In composing your piece, you should bear in mind that Aleksei Mikhailovich was very interested in history and historical precedents (for example, we are told he eagerly studied about the life and times of Ivan IV, and for a time he had his Privy Chancery working, unsuccessfully as it turned out, to compile a continuation of the Stepennaia kniga). Further, it was common by late Muscovy to explain, often in extenso and with specific references, the reasons for a particular policy or decree. In other words, many of the qualities of a good analytical historical essay such as one would write for a final exam undoubtedly are qualities we would expect to find in such a piece.
At the same time though, the document may present something of a blinkered vision of reality-it is, after all, the tsar's perspective and may in part constitute a kind of apologia pro vita sua, and he presumably could not have had all of our sensitivities. Unlike most of us, he was, we are told, devoutly Orthodox and actively engaged in Church affairs. You can assume he would have been aware of most of the basic developments and facts that you have learned (that is, he knows about law codes issued, church councils, popular piety, wars, a bit about foreign countries and culture and what they had to offer Muscovy...). But he would not, of course, have read Kliuchevskii, Max Weber (or some distillation of him) or have known about Perry Anderson's Lineages of the Absolutist State. The fact that you are expected to know such things going into this essay may give you some advantage in framing your essay, since, of course, what you gain thereby may help you in fact to understand Muscovite realities in ways that overlap with the Tsar's understanding as an insider.

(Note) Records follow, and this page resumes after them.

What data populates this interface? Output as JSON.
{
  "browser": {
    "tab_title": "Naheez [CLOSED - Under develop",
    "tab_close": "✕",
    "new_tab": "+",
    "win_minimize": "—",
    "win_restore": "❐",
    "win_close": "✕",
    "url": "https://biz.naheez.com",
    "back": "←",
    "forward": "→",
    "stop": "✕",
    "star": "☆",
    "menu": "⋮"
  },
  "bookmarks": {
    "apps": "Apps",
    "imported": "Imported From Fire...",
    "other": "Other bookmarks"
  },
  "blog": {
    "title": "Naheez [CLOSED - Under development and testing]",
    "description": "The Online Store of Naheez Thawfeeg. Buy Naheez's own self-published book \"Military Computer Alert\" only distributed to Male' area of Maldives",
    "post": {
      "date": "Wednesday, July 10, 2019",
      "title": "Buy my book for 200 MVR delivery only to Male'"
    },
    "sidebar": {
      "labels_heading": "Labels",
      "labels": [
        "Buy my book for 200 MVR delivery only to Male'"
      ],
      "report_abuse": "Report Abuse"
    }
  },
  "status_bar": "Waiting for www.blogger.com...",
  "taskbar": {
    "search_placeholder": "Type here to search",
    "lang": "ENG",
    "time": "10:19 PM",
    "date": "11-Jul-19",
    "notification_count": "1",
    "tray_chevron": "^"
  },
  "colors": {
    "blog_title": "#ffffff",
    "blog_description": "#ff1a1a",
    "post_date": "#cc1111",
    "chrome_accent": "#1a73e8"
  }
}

Your essay should be 6-8 pp. in length, double-spaced with normal margins. While the Tsar would not have been likely to use quotation marks, you should, as appropriate. Also, while he would not have listed his sources in a bibliography, you should.
The essay is due in hard copy no later than Monday, December 15, at 5 PM. Note that this date in fact is later than the date (Friday, December 12) when the final exam for the course (if an in-class one) is scheduled. You may, of course, turn in your final on that Friday if you wish to end the quarter sooner. The exam (hard-copy only) should either be submitted to the instructor personally or placed in his mail box in Smith 315. (Do not slide under a door that is locked.) Be sure to keep a copy of the exam, since if the instructor discovers he does not have your exam by the deadline, it will be up to you to prove you have written it. Remember that the university's rules require that you take a scheduled final exam. The only acceptable excuse for lateness in turning it in is a documented medical one.
Should you wish to receive the annotated, graded exam back (along with any other papers that have not been returned), be sure to attach to it a large, stamped, self-addressed envelope with sufficient postage. Exams will be kept into the winter quarter, should you wish instead to pick them up personally.